- **Directions for this task**
In the data below, how many lines contain the word "JSON"? Answer with the number alone.

------------------------

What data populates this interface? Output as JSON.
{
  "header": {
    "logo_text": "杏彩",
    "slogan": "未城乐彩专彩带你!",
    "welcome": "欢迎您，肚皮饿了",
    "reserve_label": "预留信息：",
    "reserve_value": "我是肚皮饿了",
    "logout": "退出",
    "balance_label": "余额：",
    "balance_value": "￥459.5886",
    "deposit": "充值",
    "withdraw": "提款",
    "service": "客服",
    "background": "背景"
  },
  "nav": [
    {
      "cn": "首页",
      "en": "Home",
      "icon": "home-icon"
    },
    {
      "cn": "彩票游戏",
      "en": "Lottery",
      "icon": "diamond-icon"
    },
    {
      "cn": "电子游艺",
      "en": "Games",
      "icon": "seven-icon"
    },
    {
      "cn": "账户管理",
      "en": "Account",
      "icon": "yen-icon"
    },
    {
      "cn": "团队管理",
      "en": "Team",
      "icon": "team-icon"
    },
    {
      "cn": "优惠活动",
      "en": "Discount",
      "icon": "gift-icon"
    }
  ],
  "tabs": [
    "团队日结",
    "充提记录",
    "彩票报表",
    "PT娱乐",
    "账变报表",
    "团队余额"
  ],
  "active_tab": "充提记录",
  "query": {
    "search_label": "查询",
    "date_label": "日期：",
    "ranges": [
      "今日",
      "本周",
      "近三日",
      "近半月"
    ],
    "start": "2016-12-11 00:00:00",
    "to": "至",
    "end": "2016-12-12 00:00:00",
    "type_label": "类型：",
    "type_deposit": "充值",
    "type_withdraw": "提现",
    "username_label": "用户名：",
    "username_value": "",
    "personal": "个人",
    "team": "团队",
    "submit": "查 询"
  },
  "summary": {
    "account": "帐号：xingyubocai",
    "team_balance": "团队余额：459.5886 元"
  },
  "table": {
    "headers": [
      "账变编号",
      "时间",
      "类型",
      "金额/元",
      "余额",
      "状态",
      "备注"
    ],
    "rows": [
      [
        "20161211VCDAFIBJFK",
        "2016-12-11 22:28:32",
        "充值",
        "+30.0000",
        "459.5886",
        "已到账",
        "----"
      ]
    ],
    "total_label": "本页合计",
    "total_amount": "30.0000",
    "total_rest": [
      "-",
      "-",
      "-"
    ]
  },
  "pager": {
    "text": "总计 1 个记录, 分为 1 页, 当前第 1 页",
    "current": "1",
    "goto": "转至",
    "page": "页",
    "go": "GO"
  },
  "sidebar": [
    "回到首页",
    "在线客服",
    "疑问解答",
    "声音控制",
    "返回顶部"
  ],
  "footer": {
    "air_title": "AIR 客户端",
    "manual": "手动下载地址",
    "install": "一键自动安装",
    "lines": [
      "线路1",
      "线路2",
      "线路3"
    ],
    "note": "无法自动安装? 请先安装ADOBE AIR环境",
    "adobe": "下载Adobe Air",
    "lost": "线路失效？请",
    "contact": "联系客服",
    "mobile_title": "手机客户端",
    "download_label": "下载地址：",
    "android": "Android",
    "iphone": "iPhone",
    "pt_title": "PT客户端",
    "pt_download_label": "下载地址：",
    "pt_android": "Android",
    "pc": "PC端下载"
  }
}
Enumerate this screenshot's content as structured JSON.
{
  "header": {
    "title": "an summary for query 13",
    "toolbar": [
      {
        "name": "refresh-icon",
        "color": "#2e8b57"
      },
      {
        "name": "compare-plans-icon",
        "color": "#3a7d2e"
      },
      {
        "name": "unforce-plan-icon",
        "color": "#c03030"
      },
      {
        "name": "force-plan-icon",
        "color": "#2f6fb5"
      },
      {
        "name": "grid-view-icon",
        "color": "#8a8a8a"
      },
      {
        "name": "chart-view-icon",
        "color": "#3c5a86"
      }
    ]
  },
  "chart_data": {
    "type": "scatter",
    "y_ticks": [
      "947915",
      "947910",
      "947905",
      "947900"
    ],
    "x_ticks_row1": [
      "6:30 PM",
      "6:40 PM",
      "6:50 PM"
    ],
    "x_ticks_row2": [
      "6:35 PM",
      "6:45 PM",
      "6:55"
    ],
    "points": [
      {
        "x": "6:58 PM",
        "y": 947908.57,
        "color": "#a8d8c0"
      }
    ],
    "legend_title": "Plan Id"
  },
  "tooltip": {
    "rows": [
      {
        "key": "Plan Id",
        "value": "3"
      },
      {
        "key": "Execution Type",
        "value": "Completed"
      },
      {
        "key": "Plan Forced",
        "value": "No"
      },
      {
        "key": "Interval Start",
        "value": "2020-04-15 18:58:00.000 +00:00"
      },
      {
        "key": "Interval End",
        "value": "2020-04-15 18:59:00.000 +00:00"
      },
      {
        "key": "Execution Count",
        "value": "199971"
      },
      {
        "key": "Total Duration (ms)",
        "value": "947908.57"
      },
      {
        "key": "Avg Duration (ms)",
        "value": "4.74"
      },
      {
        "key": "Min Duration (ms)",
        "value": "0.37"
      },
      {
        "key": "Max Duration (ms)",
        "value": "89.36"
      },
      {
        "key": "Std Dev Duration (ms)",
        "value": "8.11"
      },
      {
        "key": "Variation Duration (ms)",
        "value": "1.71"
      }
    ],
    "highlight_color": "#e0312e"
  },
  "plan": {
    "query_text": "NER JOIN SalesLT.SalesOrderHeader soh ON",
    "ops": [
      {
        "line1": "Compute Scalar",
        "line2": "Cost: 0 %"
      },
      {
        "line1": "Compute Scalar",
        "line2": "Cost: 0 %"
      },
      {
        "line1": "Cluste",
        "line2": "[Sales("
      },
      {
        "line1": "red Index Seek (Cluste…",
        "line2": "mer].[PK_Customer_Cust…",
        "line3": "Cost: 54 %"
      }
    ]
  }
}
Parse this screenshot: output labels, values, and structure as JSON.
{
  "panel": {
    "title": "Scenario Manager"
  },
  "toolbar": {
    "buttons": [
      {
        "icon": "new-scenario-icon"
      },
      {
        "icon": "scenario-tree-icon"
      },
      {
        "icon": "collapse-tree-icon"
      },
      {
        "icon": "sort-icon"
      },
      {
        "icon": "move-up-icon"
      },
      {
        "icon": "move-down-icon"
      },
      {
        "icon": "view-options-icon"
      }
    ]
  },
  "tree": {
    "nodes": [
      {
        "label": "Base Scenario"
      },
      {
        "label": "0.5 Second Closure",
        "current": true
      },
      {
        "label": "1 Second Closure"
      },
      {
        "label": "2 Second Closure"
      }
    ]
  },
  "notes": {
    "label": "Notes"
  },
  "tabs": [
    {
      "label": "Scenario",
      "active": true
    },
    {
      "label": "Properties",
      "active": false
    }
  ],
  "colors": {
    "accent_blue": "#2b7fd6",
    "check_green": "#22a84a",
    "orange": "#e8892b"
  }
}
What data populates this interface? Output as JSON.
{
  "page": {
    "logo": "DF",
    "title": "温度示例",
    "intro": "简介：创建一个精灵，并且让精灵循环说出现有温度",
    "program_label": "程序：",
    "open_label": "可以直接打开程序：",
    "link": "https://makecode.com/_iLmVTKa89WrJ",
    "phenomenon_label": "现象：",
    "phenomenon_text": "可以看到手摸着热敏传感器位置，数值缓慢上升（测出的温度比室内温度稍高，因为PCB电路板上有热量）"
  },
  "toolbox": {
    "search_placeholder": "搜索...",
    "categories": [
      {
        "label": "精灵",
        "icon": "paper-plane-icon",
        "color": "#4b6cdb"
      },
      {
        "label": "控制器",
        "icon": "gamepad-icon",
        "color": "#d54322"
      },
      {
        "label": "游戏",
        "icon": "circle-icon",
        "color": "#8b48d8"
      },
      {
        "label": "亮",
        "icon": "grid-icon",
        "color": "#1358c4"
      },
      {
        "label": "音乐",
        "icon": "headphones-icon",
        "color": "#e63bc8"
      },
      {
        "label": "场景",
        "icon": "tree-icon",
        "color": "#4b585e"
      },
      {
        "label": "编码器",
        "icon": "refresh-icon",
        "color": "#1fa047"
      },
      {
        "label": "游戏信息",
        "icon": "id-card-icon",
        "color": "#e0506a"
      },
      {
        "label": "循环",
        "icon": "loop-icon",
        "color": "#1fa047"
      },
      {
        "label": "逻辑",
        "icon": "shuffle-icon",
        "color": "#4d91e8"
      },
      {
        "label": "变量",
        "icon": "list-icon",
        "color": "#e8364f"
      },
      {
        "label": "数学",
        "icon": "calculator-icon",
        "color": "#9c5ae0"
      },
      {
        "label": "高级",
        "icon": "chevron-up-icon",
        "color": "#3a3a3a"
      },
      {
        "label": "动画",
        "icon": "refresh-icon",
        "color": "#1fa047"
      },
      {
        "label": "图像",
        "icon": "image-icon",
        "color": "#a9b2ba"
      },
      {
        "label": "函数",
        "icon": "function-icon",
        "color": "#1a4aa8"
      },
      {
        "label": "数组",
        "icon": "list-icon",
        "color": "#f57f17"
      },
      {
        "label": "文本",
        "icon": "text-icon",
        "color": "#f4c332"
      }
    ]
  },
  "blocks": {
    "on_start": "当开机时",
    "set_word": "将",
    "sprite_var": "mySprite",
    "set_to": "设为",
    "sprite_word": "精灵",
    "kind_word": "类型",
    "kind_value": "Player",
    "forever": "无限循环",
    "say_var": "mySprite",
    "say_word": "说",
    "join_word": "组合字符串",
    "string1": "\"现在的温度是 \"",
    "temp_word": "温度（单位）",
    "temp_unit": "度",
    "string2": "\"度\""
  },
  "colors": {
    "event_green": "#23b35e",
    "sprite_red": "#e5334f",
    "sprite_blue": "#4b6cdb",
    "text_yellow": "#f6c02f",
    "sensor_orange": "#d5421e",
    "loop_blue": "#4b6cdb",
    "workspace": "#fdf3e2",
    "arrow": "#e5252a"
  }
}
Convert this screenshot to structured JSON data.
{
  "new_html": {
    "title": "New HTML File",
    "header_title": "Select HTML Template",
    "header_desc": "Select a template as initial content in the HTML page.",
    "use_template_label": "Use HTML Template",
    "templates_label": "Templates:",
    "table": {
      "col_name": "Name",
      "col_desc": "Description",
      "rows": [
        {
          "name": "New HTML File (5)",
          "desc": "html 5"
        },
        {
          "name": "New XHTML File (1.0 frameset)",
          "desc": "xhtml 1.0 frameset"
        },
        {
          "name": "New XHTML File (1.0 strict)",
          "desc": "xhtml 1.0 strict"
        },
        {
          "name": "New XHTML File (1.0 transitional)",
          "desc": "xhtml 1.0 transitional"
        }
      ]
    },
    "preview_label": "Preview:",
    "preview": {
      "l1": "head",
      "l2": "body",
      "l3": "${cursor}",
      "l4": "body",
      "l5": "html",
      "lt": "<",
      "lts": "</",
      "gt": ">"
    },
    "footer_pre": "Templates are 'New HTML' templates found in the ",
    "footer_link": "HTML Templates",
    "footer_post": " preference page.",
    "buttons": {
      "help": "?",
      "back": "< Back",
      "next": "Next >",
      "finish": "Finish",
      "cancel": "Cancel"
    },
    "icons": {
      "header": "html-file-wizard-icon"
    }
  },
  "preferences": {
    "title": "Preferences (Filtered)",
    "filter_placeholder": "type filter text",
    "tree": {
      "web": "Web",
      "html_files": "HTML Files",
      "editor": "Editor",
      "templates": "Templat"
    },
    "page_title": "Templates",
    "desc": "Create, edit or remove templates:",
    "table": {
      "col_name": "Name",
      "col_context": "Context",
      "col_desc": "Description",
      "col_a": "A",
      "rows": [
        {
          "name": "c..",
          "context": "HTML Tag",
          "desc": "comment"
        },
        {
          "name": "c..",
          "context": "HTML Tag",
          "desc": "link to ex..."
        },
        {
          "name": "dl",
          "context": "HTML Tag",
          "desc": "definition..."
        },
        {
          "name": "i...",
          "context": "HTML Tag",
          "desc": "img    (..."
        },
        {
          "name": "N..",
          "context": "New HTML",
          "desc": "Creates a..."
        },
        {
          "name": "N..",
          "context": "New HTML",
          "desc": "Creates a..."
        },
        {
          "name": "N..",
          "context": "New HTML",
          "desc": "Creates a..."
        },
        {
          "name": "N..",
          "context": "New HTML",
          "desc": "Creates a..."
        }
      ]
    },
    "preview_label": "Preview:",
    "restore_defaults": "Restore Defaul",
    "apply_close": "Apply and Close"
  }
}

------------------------

- **Response**
5